This week, we announced the launch of a new programme of work around enabling responsible access to data. One of the initial workstreams in this programme is exploring the potential for novel approaches to data stewardship to support organisations to access demographic data to monitor their products and services for algorithmic bias. As this workstream takes shape, we welcome your views on its direction of travel.
Bias monitoring: The challenge of accessing demographic data
As data is increasingly used in decision-making processes, it becomes ever-more important that organisations are able to access and use data about demographic characteristics to identify potential bias. However, the CDEI’s review into bias in algorithmic decision-making found that the collection of such data is not common practice in most sectors. There are a number of reasons for this, including:
- Legal barriers (both real and perceived), such as the misconception that collecting demographic data is not permitted under data protection law and the challenge of ensuring data is collected and used only for bias monitoring purposes.
- Ethical issues, including the belief that service users do not want their data collected for this purpose, and concerns around privacy and surveillance, representation, transparency, and public trust.
- Organisational barriers, such as the reputational risks associated with revealing organisational biases and inadequate resource and/or expertise.
- Practical challenges like ensuring data quality and representativeness.
As a result, many organisations are either reluctant or unable to access the data they need.
In many contexts, increased collection of demographic data could improve outcomes for marginalised and vulnerable groups by allowing organisations to monitor and address bias in their goods and services. In support of this aim, we are exploring how novel approaches to demographic data stewardship can allow more organisations to responsibly access this data for bias monitoring.

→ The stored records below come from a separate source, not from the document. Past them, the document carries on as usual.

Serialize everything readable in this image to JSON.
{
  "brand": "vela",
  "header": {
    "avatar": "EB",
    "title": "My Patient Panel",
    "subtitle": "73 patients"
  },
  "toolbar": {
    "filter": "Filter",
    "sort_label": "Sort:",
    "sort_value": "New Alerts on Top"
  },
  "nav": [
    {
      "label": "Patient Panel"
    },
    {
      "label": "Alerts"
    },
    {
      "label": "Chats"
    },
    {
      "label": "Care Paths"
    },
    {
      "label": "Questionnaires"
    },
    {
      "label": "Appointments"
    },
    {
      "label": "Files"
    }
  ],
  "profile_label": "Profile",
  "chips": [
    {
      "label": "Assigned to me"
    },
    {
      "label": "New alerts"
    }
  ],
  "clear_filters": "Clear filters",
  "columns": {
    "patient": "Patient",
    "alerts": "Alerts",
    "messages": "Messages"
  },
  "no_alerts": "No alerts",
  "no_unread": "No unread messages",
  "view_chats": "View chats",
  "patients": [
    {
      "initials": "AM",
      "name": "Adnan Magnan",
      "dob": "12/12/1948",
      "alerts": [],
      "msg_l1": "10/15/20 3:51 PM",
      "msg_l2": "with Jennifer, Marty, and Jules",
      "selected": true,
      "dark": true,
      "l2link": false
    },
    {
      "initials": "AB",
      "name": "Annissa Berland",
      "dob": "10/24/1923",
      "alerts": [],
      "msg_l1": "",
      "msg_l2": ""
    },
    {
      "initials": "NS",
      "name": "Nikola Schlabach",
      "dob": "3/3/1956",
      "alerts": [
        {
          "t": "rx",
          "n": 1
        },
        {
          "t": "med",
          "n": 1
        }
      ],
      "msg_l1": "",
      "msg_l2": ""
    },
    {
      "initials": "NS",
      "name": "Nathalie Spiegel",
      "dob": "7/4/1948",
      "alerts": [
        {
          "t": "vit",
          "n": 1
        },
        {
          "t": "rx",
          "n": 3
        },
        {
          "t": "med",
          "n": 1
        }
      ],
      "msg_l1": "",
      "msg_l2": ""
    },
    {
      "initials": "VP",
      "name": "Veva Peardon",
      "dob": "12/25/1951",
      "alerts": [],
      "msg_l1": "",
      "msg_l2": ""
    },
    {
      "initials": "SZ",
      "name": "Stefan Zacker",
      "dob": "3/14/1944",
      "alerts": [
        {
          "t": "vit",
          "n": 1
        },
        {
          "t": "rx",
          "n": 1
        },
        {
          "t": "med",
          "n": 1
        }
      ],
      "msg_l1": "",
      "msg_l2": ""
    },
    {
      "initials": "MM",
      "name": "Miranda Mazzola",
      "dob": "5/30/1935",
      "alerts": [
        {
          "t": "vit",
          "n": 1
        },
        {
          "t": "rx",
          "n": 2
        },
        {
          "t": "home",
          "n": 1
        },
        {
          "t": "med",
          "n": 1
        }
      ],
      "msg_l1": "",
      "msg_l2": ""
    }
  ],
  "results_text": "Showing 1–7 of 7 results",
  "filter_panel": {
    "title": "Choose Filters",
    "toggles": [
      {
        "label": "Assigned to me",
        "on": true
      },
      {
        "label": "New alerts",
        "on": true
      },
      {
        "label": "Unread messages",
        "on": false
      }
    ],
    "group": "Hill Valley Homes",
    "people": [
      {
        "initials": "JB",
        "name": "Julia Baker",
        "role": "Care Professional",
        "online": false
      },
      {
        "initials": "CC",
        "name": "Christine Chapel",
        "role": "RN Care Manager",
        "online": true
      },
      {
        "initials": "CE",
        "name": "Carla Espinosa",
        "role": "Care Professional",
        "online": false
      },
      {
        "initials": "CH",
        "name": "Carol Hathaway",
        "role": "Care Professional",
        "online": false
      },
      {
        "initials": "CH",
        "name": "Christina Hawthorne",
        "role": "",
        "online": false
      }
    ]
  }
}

We are especially interested in two groups of potential solutions: data intermediaries and proxies.
Data intermediaries are a general approach to enabling responsible data sharing via a third party. The term intermediaries encompasses a wide range of stewardship activities and governance models, with significant interest in opportunities to solve a range of data sharing challenges both in the UK and internationally.
In the demographic data context, the basic idea is straightforward: rather than collecting demographic data every time a user interacts with a service, we could enable users to share such data once with a third party organisation (or store it in a personal data store), and then give permission for other organisations to access it. This could provide a better user experience, and give users greater confidence in how this data is being used.
In a mature future version of this ecosystem, a user might be able to choose from a variety of intermediary providers, somewhat similar to the range of different identity providers available to support login to many web services today. But there are a range of significant challenges here. What incentivises an organisation to want to act as an intermediary? And what would it take to grow the ecosystem to a scale where it would be of practical use to organisations trying to monitor for bias?
Proxies are pieces of data that are related to and can “stand in” for other characteristics that are harder to collect or measure directly; for example, salary could act as a proxy for socioeconomic status. Proxies are core to how machine learning works, but also carry risks of bias – as machine learning tools are so good at identifying proxies, removing a piece of demographic data from a dataset doesn’t mean that a model can’t be biased.
The CDEI’s review into bias in algorithmic decision-making highlighted a range of opportunities for addressing these risks – including identifying proxies for protected characteristics purely for monitoring purposes rather than keeping processes blind. Proxies can offer an alternative way to monitor systems for bias that do not require direct access to demographic data. To take a simple example, an organisation that knew the names of its customers could make a moderately accurate estimate of their genders, and therefore estimate whether prices (or other outcomes) differed between genders across their entire customer base.
There are examples of where this approach has been applied, notably the Bayesian Improved Surname Geocoding (BISG) tool in the US. However, using proxies for this purpose is relatively new and raises a number of ethical and legal questions around accuracy, transparency, consent and autonomy.
We are currently in the process of understanding these challenges in detail, and looking at how we can help to overcome some of them. We are assessing a range of potential opportunities to make progress in this area, and are keen to work with partner organisations to pilot promising approaches utilising intermediary or proxy-based approaches.
If you are interested in this work and would like to get involved or find out more, please get in touch with the team at firstname.lastname@example.org.